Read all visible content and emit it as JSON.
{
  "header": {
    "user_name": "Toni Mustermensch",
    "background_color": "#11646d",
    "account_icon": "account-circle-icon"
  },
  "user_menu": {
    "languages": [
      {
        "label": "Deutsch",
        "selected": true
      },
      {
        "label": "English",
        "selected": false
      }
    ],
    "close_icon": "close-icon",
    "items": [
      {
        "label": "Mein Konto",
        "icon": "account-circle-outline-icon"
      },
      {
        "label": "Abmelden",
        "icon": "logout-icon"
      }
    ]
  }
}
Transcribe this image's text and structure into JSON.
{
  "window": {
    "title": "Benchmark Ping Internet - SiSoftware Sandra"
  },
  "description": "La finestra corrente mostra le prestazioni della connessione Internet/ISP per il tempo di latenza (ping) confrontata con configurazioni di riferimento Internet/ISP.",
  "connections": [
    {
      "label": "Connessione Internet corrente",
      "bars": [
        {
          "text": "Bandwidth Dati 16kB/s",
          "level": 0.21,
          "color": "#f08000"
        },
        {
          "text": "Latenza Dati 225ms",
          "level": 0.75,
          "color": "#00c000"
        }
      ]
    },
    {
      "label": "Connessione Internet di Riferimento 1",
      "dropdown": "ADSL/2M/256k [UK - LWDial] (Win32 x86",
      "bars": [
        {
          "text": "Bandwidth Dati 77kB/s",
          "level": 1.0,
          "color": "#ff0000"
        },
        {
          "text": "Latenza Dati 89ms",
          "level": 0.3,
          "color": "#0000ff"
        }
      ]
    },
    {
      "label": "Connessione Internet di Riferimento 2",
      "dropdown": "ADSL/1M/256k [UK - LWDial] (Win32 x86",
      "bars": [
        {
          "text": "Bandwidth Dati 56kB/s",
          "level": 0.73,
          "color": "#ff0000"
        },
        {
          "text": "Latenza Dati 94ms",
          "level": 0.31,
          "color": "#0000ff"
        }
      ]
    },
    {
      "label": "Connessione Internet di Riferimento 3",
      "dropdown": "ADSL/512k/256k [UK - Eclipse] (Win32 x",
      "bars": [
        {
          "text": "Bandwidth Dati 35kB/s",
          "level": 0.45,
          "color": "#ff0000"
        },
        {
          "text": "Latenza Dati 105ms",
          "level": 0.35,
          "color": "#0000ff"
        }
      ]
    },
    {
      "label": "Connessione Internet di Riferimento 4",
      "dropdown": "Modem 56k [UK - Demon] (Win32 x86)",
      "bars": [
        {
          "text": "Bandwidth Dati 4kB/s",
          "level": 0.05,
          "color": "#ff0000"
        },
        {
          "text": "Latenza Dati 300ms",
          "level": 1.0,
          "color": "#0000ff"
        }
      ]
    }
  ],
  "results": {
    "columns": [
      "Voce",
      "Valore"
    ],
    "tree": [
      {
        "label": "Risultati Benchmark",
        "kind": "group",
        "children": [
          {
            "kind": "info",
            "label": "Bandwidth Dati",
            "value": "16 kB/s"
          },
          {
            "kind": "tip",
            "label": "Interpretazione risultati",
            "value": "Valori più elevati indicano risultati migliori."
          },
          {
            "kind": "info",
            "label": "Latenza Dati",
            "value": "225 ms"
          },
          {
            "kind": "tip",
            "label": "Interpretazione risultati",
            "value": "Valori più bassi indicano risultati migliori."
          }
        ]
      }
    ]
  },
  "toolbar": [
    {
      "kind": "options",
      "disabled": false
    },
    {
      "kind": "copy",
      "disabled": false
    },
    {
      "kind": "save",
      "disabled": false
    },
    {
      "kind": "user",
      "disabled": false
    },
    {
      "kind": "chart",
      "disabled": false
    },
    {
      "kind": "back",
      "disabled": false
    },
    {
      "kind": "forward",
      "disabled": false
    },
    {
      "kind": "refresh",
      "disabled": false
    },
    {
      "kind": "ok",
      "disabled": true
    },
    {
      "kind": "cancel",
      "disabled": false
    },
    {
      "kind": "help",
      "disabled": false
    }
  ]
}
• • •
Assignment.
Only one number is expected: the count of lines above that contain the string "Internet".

Answer section.
7